Element data from apps and pages
====================

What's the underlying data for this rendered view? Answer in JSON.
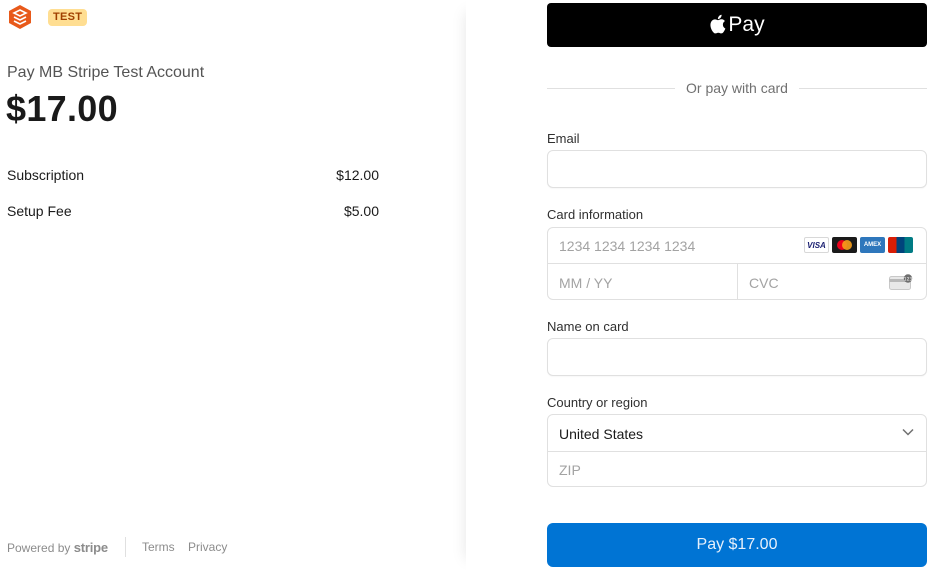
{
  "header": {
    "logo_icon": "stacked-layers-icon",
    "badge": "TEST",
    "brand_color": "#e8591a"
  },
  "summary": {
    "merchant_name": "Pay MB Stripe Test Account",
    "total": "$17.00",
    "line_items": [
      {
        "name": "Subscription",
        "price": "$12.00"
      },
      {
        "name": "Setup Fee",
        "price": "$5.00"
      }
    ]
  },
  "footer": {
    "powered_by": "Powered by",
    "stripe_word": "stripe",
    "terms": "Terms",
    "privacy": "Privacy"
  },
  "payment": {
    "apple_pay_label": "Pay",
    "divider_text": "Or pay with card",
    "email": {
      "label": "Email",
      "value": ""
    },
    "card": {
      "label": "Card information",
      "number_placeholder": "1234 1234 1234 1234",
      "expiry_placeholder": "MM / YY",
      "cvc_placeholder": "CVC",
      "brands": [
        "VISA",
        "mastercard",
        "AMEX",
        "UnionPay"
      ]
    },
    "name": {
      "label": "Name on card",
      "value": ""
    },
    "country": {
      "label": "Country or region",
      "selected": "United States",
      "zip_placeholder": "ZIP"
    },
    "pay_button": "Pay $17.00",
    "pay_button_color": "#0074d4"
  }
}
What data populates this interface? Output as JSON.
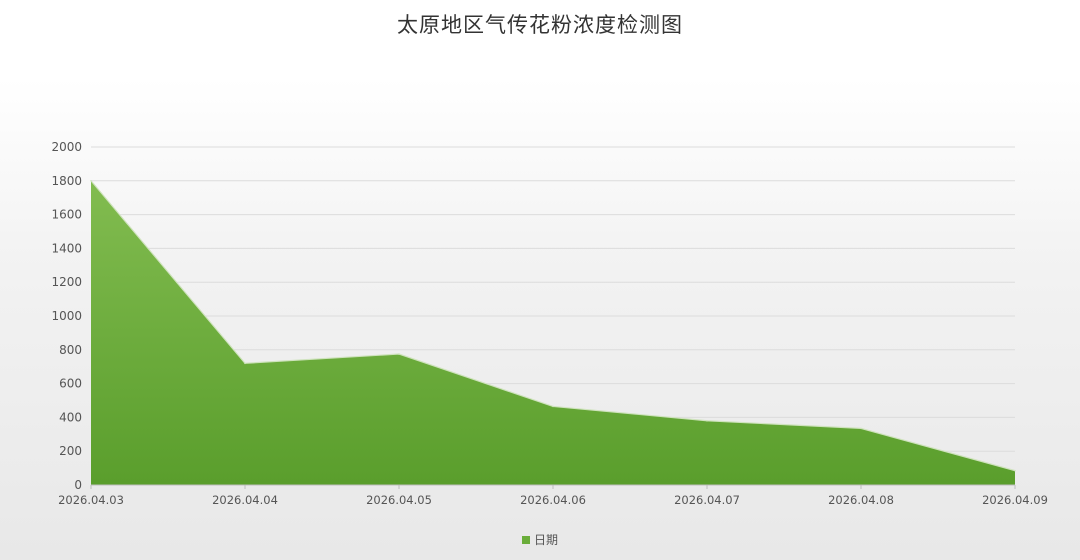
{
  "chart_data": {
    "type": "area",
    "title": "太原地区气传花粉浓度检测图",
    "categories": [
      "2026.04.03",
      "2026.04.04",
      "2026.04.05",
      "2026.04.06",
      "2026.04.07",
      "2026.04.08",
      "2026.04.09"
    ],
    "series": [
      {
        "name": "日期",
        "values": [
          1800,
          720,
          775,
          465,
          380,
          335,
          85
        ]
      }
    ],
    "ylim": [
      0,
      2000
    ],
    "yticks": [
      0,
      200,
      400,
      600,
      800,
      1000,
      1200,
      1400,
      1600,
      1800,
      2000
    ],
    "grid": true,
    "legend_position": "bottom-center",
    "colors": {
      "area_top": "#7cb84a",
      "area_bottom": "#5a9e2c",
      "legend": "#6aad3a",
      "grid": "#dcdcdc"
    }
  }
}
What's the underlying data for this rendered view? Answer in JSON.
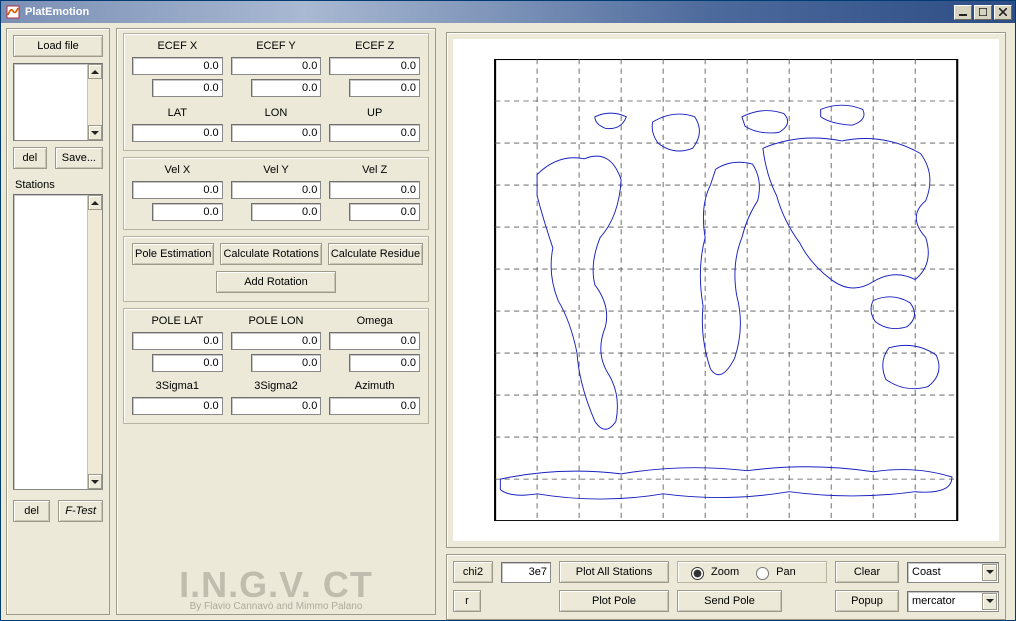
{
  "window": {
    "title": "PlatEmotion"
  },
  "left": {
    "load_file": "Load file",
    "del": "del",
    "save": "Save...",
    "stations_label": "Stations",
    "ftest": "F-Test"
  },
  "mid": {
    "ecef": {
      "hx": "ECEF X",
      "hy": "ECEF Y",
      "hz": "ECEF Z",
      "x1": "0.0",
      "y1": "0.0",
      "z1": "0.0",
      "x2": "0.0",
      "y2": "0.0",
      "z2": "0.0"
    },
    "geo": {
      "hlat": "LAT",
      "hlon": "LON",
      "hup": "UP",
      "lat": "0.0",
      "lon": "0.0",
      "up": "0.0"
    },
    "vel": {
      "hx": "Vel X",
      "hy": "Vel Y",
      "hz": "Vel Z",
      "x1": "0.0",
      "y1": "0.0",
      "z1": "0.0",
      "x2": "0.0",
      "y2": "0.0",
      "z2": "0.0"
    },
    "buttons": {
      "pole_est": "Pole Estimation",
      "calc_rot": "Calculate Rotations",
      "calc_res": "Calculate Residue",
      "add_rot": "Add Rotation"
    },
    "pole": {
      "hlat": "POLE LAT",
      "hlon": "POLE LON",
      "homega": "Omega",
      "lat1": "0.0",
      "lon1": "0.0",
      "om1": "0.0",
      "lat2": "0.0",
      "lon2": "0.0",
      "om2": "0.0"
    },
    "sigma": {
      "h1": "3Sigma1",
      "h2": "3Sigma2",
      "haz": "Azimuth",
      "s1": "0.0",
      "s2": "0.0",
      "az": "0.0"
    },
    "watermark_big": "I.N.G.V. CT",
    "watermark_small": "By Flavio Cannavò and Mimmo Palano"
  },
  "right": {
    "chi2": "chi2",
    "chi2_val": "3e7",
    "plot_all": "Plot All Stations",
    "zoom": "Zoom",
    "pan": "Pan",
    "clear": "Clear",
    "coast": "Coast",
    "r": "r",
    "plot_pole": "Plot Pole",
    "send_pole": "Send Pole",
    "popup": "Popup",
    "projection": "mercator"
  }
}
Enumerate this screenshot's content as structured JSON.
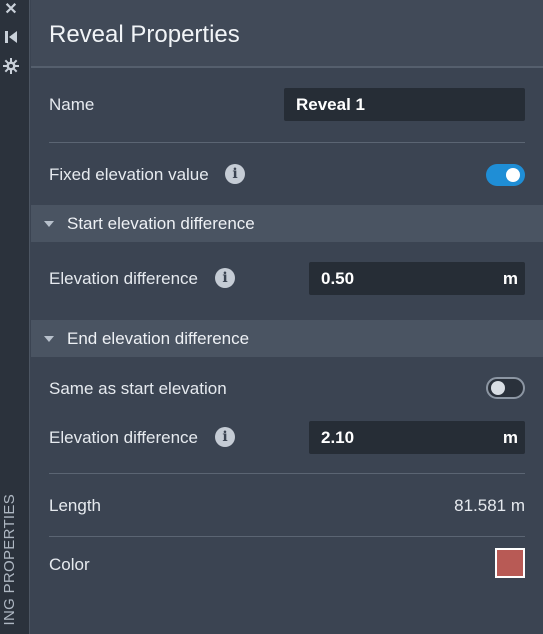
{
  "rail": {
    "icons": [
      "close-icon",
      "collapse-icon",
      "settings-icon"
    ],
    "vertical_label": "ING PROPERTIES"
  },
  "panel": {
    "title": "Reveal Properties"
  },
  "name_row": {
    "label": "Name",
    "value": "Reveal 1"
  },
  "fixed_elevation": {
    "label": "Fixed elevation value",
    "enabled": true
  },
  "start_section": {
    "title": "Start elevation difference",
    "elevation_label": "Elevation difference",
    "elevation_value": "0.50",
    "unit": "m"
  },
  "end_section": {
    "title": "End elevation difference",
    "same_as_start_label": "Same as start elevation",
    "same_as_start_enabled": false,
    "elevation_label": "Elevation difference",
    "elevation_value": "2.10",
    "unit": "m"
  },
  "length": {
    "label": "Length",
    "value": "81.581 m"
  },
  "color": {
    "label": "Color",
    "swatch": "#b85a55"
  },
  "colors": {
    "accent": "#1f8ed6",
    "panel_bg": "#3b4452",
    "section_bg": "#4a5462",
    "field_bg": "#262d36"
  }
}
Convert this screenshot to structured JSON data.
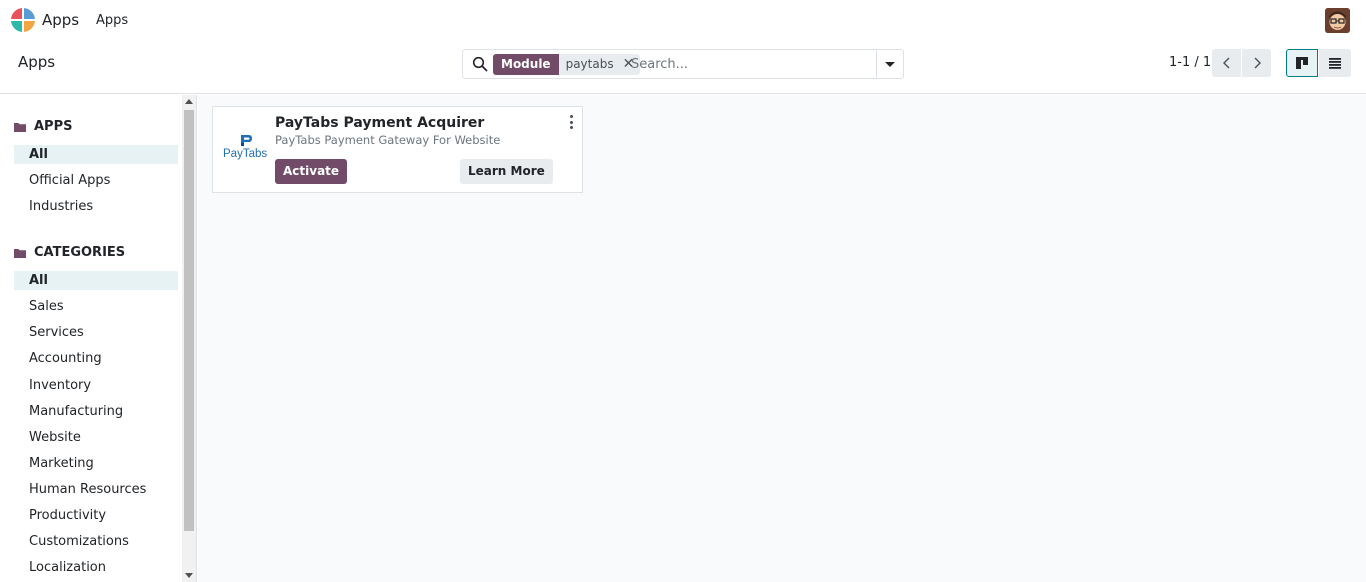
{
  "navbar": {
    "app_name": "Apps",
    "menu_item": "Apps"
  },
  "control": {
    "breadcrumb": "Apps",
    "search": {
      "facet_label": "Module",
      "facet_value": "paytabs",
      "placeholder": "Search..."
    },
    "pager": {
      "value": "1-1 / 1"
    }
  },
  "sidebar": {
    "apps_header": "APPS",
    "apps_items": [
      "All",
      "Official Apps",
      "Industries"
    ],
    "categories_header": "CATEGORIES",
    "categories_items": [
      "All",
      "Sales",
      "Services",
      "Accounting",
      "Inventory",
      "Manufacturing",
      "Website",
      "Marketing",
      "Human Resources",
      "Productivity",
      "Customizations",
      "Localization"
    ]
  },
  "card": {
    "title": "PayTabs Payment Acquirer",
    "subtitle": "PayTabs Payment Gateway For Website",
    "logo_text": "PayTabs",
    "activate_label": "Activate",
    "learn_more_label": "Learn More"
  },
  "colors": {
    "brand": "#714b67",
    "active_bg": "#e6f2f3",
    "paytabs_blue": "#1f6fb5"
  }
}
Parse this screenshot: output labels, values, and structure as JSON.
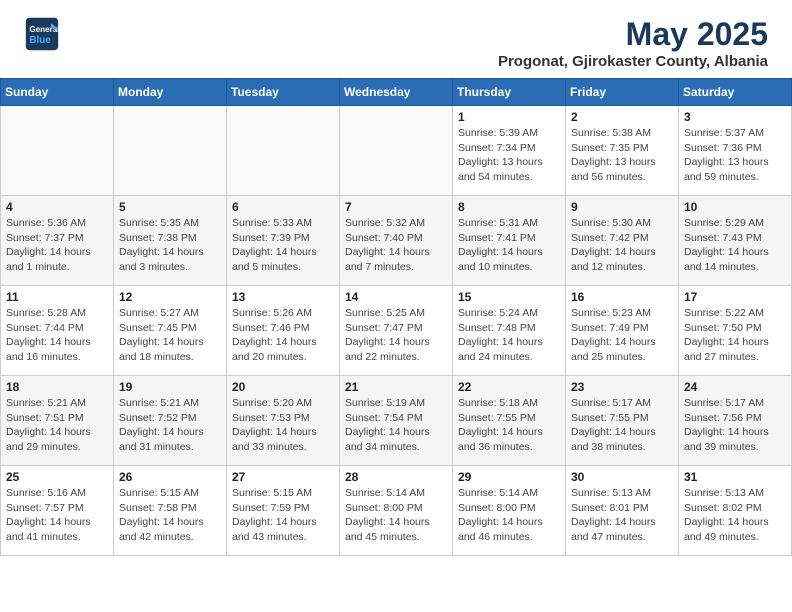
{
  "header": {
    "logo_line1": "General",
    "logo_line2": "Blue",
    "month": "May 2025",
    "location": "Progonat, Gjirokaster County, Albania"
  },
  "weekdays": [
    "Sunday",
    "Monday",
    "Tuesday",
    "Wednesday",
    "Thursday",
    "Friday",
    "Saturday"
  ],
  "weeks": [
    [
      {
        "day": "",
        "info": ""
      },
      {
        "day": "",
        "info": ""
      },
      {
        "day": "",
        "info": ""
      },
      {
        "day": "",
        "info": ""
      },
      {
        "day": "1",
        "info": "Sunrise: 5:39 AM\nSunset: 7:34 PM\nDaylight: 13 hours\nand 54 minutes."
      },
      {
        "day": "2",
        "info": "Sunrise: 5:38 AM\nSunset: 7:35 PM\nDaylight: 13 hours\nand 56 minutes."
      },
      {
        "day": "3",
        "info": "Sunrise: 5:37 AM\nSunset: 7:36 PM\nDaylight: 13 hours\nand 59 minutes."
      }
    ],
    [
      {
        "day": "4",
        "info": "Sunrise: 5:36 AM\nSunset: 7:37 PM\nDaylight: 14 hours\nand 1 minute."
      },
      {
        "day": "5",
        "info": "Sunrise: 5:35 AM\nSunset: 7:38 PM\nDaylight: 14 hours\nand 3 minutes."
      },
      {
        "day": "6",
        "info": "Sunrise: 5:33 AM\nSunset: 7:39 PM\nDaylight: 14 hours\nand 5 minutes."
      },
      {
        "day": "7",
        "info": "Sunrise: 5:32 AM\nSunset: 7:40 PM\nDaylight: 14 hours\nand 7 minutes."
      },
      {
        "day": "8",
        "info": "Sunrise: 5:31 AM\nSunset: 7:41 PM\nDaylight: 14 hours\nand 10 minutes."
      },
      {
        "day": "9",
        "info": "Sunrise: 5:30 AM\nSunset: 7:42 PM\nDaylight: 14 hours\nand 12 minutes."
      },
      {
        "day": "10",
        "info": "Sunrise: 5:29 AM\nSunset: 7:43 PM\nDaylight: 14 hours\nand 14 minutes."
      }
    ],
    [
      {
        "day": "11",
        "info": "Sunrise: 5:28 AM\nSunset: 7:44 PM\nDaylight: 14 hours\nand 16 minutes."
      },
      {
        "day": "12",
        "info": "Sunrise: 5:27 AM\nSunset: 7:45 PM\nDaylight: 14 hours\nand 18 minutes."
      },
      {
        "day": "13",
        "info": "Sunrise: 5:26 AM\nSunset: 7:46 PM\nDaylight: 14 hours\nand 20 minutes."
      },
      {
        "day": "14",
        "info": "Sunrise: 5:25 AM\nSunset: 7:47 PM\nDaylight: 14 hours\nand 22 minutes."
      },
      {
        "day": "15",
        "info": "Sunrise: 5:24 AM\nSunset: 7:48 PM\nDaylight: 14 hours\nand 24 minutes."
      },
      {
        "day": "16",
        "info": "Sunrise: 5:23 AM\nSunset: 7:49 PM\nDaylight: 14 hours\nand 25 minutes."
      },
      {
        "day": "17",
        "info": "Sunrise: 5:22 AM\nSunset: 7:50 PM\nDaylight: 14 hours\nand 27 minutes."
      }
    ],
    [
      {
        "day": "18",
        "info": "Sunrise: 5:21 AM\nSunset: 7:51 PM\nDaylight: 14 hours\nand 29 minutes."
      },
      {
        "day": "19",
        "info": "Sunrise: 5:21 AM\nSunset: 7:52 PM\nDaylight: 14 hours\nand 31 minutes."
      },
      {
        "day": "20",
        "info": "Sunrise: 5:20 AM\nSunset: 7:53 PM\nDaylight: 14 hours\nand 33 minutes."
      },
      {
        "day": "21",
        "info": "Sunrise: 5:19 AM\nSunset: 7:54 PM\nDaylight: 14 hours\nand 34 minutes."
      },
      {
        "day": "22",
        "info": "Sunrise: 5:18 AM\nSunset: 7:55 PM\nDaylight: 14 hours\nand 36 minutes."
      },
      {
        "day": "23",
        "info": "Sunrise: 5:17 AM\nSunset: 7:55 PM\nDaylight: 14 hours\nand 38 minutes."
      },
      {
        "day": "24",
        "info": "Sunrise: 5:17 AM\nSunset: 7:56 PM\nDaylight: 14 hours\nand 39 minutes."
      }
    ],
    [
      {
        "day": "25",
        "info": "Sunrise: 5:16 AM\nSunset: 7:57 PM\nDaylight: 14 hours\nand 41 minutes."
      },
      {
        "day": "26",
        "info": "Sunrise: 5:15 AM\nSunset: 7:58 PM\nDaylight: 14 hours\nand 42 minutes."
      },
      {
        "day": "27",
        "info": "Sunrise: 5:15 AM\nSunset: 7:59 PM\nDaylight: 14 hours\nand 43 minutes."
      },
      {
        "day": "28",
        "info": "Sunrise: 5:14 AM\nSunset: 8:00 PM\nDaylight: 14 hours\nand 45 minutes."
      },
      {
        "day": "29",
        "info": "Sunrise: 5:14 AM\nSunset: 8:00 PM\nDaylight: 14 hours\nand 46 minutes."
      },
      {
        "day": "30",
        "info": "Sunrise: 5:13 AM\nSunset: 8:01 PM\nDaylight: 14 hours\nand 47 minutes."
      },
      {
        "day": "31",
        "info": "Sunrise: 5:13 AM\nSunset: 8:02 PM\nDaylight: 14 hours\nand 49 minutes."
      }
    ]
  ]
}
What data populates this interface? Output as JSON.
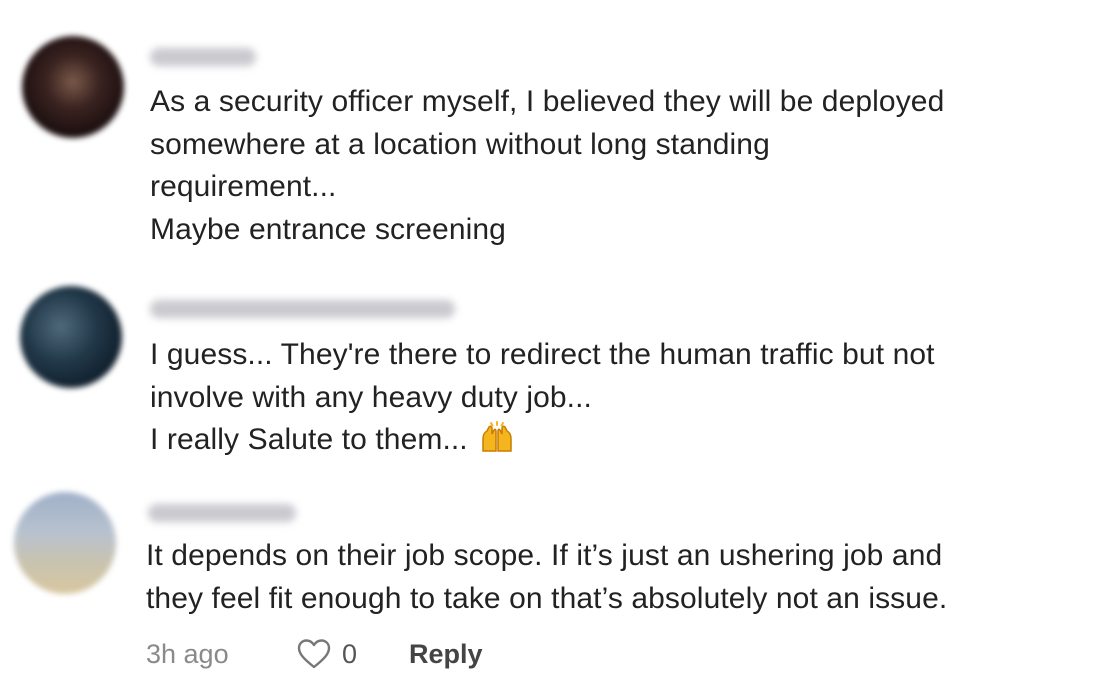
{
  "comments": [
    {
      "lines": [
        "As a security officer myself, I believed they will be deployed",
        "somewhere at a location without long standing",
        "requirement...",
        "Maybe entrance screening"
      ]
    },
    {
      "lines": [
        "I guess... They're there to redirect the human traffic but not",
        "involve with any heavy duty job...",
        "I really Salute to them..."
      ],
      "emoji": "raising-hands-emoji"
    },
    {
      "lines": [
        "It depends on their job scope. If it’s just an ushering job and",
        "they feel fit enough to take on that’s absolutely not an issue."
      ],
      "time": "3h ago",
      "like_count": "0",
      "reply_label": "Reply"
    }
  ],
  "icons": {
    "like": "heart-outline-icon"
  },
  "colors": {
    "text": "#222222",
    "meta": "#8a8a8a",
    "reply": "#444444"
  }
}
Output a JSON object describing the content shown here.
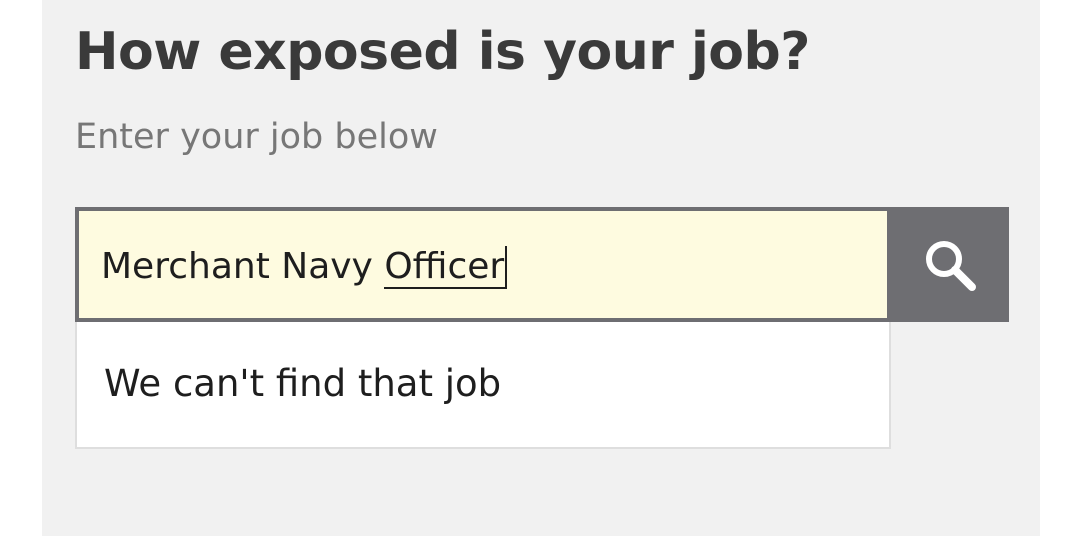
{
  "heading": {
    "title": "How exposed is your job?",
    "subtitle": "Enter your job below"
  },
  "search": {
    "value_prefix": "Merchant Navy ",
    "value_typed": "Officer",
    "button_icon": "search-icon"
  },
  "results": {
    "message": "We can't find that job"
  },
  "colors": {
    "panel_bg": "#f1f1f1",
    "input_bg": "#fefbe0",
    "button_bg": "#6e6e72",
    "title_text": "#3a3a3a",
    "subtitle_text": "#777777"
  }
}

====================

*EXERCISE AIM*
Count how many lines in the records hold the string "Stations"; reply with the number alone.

*ANSWER TO THE EXERCISE*
2